Arnoullet languished in prison for four months, charged with complicity in the printing; but he finally persuaded the judges that he had been misled by Guéroult as to the character of the book, and having been set free returned to Geneva so as to be beyond further reach of the Inquisition. While his case was still pending, as he feared to become further incriminated, he wrote from prison to his agent Bertet  34 (then staying at Chatillon, about twenty-five miles west of Geneva), urging him to go to Frankfurt and destroy to the last leaf the books consigned to him there. 35 This was duly done, whereupon Bertet won praise from Calvin as a pious and upright man. 36 When Estienne on his part learned of the nature of the book and reported it to his friend Calvin, he will of course have destroyed whatever copies he still had at Geneva.
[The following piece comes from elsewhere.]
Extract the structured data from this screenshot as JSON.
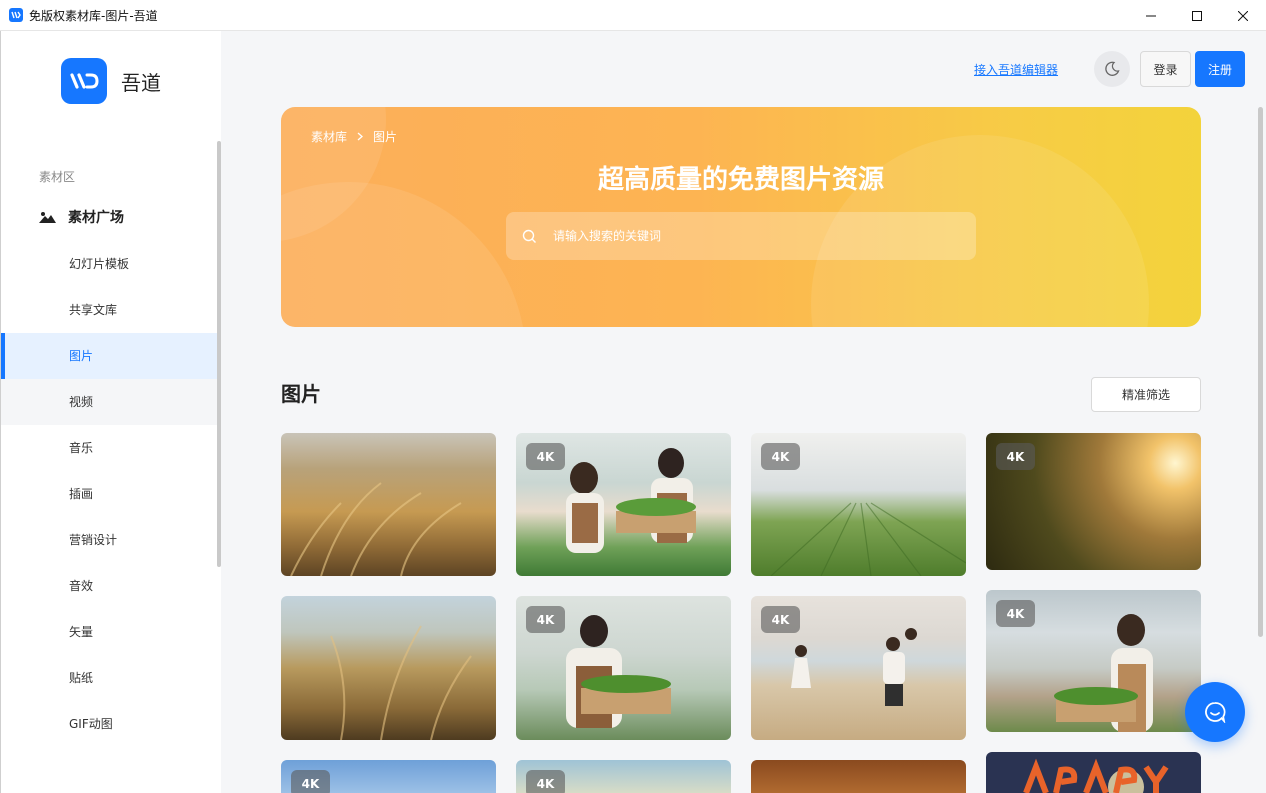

Moreover he sent his servant Thomas to Frankfurt with instructions to burn the copies still held there for the autumn fair; bearing also a letter from Calvin to the pastors of the Frankfurt church to make sure that this was faithfully done. 37 It is not known how many copies (if any) had been sold at the Easter fair at Frankfurt, or by Estienne at Geneva; and more copies may have gone into circulation than has been generally supposed; 38 but save for the few copies retained by the authorities, the work was so thoroughly suppressed that at the present day only three copies are known to be in existence. 39
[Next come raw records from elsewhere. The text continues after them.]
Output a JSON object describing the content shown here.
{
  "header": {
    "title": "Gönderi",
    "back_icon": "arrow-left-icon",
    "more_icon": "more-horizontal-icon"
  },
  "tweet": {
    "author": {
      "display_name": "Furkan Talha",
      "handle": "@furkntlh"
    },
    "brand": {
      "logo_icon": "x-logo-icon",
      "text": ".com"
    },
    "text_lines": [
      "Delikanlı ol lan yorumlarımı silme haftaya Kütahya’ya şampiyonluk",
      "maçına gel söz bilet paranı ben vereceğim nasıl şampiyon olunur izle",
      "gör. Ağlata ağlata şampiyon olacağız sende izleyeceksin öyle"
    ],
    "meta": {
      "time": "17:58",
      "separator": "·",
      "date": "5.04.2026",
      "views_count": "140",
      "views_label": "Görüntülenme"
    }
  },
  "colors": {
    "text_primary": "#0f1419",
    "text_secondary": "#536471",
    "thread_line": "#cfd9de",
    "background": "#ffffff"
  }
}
The trial of Servetus went on for ten weeks after his escape, and the rest of April was spent in examining the documents in the case.40 The Inquisitor drew up an abstract of the principal errors in the Restitutio, and the case having been duly prepared and no defence offered, sentence was pronounced on June I7. 41 After reciting the evidence offered, and the flight of the accused, the sentence pronounced Servetus guilty by default, and fined him 1,000 livres tournois. 42 It was further ordered that as soon as he was arrested he should be taken with his books on a tumbril on the next market day to the place called Charneve43 and there be burned alive by slow fire; and meanwhile the sentence was to be executed on his effigy. His goods were confiscated, and eventually given to a Bishop, son of the Governor de Maugiron. 44 On the day appointed, therefore, his effigy and the five bales of books were taken as directed, the effigy was hanged on a gallows specially erected, and all was reduced to ashes. 45 The secular arm, seeing that Servetus had defaulted in the case, had not waited for an opinion from the ecclesiastical authorities, to whom it was customary in such cases to refer the question whether the accused were guilty of heresy. But the ecclesiastical judges continued their investigation, which was prolonged until late in December. Two days befnre Christmas they were ready with their verdict: that in view of all his writings that had been submitted for their examination, it was evident that Villanovanus46 was a very great heretic; and they declared his goods confiscated, and that any of his books yet found were to be burned.47 Eight weeks before this, Servetus had already been burned at the stake at Geneva.